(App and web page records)
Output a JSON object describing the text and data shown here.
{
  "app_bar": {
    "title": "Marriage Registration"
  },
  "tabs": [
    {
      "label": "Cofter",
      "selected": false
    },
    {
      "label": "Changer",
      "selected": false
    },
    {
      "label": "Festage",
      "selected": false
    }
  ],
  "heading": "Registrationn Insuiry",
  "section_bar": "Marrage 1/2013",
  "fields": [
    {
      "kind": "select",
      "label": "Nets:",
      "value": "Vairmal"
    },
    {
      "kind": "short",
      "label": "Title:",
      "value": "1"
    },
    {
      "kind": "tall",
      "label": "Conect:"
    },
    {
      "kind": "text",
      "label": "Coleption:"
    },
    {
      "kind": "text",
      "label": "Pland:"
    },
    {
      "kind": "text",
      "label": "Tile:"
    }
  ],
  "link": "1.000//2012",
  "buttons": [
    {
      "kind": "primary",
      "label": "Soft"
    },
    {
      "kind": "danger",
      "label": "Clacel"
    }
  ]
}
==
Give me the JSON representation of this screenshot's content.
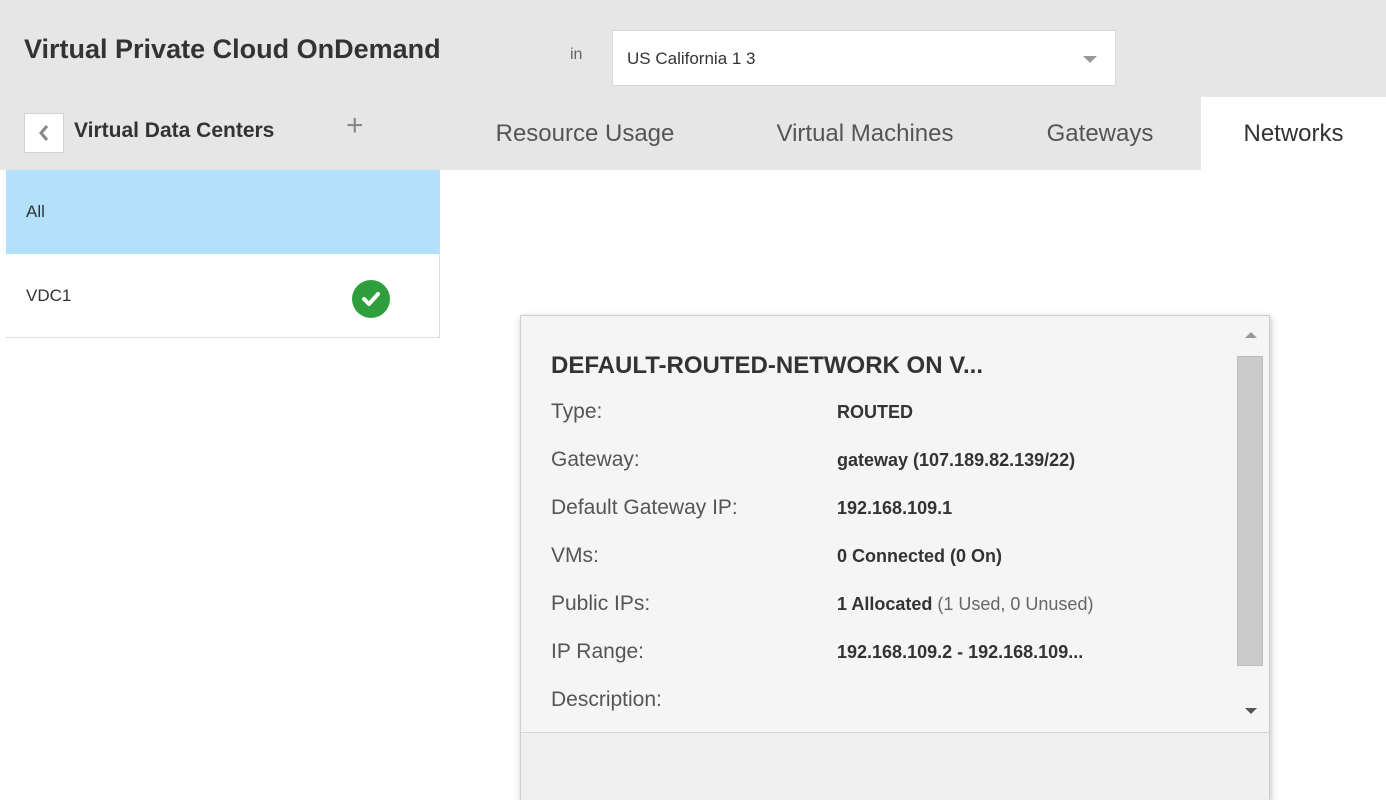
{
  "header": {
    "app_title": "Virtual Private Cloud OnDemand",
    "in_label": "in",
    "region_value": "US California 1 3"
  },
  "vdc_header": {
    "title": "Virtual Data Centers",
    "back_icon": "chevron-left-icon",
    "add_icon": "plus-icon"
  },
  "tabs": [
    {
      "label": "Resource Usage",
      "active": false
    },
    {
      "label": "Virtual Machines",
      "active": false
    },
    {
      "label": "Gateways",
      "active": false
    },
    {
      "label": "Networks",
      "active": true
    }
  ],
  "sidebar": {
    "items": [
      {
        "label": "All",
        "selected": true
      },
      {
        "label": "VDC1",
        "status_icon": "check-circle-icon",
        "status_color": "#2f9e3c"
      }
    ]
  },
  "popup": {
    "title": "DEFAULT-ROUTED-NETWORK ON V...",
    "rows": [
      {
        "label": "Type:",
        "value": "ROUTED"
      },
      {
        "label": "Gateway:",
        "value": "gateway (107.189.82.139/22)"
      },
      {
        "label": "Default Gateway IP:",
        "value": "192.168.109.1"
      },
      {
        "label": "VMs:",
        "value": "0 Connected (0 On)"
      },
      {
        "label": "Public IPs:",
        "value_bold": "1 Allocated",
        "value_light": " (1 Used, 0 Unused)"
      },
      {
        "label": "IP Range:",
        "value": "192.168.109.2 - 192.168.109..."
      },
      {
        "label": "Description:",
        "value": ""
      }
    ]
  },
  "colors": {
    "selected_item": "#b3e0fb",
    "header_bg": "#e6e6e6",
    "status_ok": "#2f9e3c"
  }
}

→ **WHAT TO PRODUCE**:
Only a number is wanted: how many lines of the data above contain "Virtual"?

→ **RESPONSE TO THE EXERCISE**:
3